Reproduce each entry below exactly, without omitting any.
··· Source data
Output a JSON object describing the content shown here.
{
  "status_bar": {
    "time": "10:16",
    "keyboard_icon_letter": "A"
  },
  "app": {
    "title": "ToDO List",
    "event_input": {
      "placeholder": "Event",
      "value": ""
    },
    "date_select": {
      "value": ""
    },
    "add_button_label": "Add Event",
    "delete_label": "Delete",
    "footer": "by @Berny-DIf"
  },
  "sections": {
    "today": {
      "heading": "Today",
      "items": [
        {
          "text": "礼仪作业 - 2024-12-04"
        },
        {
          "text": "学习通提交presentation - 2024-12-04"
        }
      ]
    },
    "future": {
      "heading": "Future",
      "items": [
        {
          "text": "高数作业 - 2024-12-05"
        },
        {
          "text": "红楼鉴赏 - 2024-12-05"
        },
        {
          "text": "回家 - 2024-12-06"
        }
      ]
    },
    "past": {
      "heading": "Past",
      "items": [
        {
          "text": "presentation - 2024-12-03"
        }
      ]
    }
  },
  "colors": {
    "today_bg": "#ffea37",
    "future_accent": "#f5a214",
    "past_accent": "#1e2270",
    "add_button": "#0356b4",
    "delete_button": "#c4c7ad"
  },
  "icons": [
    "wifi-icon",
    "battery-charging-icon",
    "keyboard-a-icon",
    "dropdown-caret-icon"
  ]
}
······
**Output for this task:**
Output a JSON object describing the content shown here.
{
  "status_bar": {
    "time": "10:16",
    "keyboard_icon_letter": "A"
  },
  "app": {
    "title": "ToDO List",
    "event_input": {
      "placeholder": "Event",
      "value": ""
    },
    "date_select": {
      "value": ""
    },
    "add_button_label": "Add Event",
    "delete_label": "Delete",
    "footer": "by @Berny-DIf"
  },
  "sections": {
    "today": {
      "heading": "Today",
      "items": [
        {
          "text": "礼仪作业 - 2024-12-04"
        },
        {
          "text": "学习通提交presentation - 2024-12-04"
        }
      ]
    },
    "future": {
      "heading": "Future",
      "items": [
        {
          "text": "高数作业 - 2024-12-05"
        },
        {
          "text": "红楼鉴赏 - 2024-12-05"
        },
        {
          "text": "回家 - 2024-12-06"
        }
      ]
    },
    "past": {
      "heading": "Past",
      "items": [
        {
          "text": "presentation - 2024-12-03"
        }
      ]
    }
  },
  "colors": {
    "today_bg": "#ffea37",
    "future_accent": "#f5a214",
    "past_accent": "#1e2270",
    "add_button": "#0356b4",
    "delete_button": "#c4c7ad"
  },
  "icons": [
    "wifi-icon",
    "battery-charging-icon",
    "keyboard-a-icon",
    "dropdown-caret-icon"
  ]
}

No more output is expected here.